Political Effectiveness in Science and Technology

Daniel Sarewitz

Research output: Chapter in Book/Report/Conference proceedingChapter

Abstract

Scientific understanding and technological intervention may provide two different paths for addressing complex social problems. More scientific understanding is commonly prescribed as necessary to guide appropriate policy interventions and behavior. Technologies in contrast may offer a direct solution to a problem that does not demand policy or behavioral change. While solving a problem through better scientific understanding and changed behavior may seem more ethically or operationally satisfying than solving it through appropriate technological intervention, it is also often much more difficult. Drawing on several examples such as childhood vaccines and climate change, I argue that scientific knowledge has a tendency to exacerbate value disputes that impede action, whereas appropriate technological interventions have a capacity to sidestep or resolve such disputes. I end with the suggestion that some notion of pragmatic technological progressivism needs to be resurrected as part of any hopeful agenda for enhancing justice, equality, freedom, and mutual understanding the world.
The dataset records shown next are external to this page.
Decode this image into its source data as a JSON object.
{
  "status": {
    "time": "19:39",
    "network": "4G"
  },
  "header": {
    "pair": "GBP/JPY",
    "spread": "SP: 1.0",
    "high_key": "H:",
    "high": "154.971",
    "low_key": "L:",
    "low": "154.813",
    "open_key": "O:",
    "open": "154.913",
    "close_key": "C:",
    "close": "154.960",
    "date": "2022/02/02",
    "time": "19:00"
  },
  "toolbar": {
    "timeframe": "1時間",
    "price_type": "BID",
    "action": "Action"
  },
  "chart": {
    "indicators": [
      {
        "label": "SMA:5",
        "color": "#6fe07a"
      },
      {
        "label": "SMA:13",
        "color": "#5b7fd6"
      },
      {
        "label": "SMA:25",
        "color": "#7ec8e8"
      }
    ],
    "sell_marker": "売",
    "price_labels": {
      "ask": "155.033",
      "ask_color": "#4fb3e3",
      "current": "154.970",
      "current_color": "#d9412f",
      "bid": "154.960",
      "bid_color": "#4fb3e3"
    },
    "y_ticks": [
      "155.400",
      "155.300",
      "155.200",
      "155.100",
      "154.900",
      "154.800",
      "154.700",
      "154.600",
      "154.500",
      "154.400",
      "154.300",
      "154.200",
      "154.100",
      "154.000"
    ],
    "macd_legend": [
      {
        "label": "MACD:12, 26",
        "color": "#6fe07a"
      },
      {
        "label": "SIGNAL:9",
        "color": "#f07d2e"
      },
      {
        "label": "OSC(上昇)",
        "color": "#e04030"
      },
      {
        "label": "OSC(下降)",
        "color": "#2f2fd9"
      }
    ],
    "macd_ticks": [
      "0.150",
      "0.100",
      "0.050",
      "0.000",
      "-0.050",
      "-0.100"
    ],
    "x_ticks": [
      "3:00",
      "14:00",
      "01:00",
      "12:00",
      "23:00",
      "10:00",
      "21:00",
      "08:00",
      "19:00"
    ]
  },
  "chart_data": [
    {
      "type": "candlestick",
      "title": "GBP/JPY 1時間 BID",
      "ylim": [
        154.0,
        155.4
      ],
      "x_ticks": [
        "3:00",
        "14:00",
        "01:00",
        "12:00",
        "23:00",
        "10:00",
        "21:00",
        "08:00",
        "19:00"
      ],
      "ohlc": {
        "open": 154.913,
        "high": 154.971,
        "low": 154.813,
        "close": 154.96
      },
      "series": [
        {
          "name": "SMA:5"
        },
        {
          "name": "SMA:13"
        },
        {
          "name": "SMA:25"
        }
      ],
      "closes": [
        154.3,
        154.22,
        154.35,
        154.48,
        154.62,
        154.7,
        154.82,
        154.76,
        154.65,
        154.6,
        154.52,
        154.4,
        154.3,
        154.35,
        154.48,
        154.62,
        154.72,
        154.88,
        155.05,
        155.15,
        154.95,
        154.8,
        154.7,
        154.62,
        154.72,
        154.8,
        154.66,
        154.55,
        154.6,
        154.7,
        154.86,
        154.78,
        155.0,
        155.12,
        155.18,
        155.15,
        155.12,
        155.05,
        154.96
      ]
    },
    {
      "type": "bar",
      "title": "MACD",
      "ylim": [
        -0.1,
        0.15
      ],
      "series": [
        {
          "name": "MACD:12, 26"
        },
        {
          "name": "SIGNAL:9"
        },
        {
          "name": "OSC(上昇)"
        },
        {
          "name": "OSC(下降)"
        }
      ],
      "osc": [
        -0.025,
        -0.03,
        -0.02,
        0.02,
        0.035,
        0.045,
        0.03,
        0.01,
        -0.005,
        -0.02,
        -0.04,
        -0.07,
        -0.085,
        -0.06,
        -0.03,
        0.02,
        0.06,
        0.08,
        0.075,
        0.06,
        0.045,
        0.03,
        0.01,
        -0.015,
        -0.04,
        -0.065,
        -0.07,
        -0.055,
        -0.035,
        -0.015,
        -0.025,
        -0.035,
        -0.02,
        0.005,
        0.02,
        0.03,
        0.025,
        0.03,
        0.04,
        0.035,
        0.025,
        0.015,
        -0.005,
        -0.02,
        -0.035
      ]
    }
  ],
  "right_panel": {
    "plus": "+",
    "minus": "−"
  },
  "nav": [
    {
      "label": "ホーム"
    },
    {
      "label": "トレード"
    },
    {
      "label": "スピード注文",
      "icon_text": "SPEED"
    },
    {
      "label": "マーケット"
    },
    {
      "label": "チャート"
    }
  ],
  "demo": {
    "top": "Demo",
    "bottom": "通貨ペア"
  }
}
Original languageEnglish (US)
Title of host publicationBoston Studies in the Philosophy and History of Science
PublisherSpringer Nature
Pages301-315
Number of pages15
DOIs
StatePublished - 2011

Publication series

NameBoston Studies in the Philosophy and History of Science
Volume274
ISSN (Print)0068-0346
ISSN (Electronic)2214-7942

Keywords

  • Climate Impact
  • Montreal Protocol
  • Social Vulnerability
  • Stratospheric Ozone
  • Teaching Reading

ASJC Scopus subject areas

  • History and Philosophy of Science
  • Literature and Literary Theory
  • Anthropology
  • Social Sciences (miscellaneous)

Fingerprint

Dive into the research topics of 'Political Effectiveness in Science and Technology'. Together they form a unique fingerprint.

Cite this